* **What you need to do**: This exercise asks for a copy of each line in the records below with the word "username" in it.

[Component data from apps and pages]
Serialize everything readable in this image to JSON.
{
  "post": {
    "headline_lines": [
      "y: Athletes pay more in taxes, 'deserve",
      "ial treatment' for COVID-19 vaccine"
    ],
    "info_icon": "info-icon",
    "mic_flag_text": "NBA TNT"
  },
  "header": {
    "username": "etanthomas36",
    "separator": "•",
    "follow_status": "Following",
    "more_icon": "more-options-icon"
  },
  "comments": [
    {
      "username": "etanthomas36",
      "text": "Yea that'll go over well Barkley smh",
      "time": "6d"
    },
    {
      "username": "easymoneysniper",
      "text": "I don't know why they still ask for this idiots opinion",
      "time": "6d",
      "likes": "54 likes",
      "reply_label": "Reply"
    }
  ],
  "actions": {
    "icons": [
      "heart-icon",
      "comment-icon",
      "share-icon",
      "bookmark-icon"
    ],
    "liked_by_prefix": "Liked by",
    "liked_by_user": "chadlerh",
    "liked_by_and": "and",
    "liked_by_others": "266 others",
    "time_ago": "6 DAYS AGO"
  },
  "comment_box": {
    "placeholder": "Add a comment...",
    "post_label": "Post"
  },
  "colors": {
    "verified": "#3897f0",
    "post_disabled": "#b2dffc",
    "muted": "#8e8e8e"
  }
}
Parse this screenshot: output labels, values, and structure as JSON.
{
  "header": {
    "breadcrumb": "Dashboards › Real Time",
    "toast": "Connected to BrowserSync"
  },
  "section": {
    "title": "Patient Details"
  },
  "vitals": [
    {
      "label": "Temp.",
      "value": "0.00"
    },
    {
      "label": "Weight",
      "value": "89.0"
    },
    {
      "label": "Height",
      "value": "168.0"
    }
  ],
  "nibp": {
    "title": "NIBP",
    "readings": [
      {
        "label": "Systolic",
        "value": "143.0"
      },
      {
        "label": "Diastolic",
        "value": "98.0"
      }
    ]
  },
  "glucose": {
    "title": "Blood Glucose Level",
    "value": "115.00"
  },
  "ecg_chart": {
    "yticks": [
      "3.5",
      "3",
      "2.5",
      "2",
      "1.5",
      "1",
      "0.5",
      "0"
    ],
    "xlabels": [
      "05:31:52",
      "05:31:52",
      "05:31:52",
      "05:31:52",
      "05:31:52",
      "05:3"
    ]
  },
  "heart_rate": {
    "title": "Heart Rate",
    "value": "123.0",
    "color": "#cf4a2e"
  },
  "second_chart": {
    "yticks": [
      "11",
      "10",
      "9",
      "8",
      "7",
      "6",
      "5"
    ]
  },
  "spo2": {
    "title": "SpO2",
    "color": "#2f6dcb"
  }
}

* **Response**:
    "username": "etanthomas36",
      "username": "etanthomas36",
      "username": "easymoneysniper",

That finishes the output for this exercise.